# [EXERCISE PROMPT]
Filter the entries below down to the lines that hold "your".

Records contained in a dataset
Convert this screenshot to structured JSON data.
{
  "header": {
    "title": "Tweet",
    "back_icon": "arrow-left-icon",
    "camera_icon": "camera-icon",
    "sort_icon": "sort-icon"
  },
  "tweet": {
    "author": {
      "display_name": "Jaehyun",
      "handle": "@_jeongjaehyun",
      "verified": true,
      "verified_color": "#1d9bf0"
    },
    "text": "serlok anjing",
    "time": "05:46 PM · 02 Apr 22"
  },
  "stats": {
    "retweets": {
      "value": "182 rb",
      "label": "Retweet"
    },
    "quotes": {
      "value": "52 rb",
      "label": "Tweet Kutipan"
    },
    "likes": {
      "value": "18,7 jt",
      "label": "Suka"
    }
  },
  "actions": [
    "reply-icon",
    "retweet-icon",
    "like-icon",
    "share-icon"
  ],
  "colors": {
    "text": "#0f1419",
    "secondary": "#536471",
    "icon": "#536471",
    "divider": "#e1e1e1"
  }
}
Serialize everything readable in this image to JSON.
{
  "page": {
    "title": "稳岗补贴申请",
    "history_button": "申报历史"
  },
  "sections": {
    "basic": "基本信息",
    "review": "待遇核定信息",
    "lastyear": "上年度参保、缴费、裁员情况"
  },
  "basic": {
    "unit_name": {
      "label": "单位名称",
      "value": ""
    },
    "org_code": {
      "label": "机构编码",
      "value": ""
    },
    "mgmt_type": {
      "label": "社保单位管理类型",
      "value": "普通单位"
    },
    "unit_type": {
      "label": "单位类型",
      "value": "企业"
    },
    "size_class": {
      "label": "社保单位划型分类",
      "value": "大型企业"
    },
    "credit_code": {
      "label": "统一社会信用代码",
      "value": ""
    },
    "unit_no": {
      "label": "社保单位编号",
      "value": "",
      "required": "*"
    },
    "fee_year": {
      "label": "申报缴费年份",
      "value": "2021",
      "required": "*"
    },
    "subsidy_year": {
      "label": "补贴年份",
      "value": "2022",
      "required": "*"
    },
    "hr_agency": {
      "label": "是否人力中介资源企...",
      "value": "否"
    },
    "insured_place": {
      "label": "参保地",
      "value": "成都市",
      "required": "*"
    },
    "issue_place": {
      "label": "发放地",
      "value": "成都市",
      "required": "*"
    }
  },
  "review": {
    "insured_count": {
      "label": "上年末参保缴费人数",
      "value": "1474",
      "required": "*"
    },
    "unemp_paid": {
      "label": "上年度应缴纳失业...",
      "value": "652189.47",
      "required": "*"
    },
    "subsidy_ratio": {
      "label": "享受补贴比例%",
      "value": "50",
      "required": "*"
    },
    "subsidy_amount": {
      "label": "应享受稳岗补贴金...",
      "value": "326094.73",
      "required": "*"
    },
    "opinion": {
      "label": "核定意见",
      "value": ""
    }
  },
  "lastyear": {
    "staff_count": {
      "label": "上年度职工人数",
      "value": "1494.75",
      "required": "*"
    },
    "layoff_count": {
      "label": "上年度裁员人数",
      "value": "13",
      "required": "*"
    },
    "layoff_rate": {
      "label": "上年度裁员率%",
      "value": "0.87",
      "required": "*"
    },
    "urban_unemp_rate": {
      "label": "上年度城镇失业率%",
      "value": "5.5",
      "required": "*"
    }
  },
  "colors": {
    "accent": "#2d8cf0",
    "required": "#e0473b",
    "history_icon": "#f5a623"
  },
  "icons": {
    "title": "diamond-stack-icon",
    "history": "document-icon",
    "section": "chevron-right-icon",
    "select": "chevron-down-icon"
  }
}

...

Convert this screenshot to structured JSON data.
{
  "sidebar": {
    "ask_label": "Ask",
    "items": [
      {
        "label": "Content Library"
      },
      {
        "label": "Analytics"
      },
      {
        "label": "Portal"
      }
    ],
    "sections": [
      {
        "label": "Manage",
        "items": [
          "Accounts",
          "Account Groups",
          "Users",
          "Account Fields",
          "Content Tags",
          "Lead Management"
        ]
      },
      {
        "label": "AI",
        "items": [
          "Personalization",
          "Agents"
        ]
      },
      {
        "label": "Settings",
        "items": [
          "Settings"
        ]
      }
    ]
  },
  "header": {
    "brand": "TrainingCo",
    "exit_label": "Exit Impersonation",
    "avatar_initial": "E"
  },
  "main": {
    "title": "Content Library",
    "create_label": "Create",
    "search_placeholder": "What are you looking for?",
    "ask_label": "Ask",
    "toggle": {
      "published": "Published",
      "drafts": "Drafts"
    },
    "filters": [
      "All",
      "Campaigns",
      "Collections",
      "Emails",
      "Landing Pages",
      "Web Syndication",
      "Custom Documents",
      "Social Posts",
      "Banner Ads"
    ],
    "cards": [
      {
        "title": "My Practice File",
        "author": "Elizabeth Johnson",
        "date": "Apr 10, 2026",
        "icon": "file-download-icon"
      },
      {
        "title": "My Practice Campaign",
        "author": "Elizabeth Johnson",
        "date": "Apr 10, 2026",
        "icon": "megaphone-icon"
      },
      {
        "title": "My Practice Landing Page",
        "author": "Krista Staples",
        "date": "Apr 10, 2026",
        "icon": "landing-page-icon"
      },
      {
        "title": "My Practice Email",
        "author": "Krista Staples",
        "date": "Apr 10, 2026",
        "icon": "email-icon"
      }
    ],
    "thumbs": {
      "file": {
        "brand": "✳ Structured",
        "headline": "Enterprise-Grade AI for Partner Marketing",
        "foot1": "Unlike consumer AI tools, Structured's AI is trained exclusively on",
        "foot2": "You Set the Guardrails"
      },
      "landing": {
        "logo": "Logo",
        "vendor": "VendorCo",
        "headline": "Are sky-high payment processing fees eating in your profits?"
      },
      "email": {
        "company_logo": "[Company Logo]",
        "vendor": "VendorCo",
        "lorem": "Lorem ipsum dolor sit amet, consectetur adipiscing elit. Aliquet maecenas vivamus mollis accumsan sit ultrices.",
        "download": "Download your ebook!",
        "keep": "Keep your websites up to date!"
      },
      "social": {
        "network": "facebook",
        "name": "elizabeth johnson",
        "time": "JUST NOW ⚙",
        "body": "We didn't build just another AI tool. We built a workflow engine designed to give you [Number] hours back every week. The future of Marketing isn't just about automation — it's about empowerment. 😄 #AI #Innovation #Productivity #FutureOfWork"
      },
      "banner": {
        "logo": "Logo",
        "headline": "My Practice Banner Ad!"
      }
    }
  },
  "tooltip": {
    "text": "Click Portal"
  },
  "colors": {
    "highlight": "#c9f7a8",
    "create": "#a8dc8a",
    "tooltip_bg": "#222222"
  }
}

# [SOLUTION TO THE EXERCISE]
        "headline": "Are sky-high payment processing fees eating in your profits?"
        "download": "Download your ebook!",
        "keep": "Keep your websites up to date!"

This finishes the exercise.